**Data supplied**.
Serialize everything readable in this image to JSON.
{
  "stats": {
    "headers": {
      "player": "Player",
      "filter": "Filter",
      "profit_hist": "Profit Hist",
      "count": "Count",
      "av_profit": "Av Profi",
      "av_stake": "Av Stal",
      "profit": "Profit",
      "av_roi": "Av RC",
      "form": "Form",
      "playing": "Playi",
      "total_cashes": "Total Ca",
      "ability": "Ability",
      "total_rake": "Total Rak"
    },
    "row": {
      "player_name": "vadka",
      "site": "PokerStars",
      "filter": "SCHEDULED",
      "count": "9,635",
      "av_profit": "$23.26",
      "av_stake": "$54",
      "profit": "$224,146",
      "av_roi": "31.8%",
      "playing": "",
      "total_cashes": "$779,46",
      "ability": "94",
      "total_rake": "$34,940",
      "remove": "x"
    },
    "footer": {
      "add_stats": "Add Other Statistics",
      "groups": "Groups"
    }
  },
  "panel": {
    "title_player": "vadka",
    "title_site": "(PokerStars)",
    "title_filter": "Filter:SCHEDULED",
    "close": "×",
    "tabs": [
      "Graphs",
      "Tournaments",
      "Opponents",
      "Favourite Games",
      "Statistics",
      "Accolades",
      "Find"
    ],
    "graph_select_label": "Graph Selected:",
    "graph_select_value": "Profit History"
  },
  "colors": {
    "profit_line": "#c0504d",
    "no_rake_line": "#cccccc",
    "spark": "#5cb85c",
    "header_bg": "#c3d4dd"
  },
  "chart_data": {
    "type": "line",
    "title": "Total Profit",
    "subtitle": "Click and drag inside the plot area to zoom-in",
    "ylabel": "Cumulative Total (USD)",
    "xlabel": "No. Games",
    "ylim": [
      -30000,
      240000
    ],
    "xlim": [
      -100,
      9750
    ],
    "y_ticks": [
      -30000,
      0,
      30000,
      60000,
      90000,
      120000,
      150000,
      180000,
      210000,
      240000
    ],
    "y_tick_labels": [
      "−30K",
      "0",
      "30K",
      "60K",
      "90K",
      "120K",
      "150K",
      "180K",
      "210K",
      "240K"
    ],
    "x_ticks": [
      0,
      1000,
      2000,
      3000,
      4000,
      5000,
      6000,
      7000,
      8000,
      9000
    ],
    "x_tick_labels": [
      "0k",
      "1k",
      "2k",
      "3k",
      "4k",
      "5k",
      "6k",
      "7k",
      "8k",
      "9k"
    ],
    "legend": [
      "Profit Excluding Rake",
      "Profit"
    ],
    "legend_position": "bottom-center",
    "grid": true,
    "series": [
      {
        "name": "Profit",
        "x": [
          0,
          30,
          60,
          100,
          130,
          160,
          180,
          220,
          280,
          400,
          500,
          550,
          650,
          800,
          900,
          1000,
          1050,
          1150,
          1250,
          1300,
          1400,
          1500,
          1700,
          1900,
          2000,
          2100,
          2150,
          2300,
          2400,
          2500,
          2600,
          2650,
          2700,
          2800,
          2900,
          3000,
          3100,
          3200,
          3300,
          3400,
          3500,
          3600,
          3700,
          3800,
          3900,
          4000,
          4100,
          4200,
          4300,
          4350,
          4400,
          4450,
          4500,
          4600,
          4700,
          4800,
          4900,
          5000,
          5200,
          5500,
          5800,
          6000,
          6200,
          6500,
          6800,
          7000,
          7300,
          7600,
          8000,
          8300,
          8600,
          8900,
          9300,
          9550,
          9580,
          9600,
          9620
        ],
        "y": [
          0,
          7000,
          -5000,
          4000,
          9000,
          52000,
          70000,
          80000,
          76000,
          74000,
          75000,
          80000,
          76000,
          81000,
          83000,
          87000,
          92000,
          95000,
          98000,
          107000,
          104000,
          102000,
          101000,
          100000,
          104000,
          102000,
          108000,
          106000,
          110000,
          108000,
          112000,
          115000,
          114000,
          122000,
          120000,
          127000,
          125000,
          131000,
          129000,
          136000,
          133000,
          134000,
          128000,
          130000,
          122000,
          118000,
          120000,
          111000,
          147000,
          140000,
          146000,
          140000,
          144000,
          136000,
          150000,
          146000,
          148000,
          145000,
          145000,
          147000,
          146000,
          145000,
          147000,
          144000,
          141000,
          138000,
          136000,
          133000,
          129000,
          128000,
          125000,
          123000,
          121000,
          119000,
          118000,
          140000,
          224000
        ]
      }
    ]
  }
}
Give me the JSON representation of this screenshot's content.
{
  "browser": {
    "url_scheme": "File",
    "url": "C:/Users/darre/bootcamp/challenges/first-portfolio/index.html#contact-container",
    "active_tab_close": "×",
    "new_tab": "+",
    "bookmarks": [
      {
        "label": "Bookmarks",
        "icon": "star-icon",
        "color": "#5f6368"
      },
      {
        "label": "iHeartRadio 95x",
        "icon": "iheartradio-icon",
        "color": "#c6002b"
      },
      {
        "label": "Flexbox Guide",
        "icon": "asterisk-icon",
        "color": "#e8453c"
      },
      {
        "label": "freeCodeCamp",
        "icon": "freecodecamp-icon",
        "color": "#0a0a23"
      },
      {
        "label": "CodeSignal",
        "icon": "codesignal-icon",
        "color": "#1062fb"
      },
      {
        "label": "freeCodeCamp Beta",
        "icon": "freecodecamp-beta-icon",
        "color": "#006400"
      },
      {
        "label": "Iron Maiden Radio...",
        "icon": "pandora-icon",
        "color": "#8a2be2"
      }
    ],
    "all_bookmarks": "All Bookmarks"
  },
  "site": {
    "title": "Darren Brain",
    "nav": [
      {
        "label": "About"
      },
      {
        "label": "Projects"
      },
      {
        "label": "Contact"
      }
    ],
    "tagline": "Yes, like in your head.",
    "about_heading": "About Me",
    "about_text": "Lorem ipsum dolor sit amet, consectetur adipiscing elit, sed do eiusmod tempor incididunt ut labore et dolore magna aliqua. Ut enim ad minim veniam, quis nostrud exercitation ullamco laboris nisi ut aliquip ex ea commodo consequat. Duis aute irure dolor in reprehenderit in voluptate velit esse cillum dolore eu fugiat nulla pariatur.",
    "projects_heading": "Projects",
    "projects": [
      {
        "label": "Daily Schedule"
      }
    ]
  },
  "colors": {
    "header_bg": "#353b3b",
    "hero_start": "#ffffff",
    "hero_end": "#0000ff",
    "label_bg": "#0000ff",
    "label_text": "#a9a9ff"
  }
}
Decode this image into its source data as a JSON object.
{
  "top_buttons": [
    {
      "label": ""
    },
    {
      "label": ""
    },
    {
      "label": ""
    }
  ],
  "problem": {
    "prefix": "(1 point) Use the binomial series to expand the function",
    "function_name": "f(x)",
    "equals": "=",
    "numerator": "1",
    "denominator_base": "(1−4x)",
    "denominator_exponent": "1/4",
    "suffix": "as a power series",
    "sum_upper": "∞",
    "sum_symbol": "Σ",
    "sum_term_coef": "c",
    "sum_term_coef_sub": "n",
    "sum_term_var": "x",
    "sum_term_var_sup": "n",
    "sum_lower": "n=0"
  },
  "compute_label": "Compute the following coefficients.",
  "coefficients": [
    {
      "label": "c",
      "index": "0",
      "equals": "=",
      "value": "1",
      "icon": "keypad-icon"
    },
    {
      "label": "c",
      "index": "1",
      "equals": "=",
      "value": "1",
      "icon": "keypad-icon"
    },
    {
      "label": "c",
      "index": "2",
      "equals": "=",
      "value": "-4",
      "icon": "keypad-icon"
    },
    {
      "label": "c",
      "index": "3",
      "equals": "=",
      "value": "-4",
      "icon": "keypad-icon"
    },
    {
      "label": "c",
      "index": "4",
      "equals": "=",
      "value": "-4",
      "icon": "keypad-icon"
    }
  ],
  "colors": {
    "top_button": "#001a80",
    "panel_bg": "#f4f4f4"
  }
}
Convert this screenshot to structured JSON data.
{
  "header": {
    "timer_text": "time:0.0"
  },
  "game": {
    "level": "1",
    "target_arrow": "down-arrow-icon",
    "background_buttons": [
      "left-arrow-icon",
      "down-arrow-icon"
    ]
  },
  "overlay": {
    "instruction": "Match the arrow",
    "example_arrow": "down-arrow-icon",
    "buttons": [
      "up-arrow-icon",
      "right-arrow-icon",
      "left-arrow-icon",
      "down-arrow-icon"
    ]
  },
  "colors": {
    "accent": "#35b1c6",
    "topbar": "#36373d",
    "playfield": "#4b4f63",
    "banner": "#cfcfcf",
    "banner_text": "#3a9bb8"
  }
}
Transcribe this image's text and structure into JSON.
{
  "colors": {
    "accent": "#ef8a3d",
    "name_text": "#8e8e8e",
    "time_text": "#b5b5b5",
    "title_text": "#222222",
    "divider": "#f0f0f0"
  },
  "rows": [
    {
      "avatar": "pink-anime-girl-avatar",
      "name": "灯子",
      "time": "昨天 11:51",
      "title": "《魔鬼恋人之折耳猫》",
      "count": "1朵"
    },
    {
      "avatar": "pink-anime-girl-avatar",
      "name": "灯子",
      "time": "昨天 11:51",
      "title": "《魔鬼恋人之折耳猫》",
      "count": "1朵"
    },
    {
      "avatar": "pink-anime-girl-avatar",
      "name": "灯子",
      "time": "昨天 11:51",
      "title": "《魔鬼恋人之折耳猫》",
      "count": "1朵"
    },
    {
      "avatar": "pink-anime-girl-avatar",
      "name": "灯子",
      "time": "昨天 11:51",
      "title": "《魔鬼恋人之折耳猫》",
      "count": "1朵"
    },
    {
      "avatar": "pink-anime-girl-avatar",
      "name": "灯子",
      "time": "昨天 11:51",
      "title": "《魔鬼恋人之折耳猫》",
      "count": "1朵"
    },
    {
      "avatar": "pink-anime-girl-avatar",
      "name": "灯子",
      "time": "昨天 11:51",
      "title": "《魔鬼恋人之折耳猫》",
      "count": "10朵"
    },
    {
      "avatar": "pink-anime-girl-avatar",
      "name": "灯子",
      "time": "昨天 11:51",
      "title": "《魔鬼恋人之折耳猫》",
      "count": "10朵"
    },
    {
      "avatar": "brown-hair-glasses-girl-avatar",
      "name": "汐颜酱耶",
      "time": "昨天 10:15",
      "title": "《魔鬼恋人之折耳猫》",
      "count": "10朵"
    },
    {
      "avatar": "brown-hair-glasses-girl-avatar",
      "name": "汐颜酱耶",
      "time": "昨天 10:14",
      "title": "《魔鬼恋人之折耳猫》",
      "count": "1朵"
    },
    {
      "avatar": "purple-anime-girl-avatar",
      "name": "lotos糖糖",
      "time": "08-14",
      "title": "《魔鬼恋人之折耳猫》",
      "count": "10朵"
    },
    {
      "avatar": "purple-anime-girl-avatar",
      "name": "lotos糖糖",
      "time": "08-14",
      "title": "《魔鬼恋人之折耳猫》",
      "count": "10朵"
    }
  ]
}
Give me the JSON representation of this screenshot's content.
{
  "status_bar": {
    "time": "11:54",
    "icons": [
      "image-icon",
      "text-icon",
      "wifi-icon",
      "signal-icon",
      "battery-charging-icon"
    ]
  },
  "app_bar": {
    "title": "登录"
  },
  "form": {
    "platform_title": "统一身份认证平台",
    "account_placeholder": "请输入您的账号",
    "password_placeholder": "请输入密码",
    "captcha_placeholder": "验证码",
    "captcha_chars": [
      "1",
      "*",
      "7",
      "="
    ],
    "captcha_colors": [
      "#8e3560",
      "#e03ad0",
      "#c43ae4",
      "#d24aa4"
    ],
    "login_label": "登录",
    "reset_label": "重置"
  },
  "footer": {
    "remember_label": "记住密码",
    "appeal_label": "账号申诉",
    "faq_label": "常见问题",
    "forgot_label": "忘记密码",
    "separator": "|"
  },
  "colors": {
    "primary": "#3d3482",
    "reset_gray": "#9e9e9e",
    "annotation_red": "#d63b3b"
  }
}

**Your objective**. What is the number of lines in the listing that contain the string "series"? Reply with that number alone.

**Solution for this exercise**. 3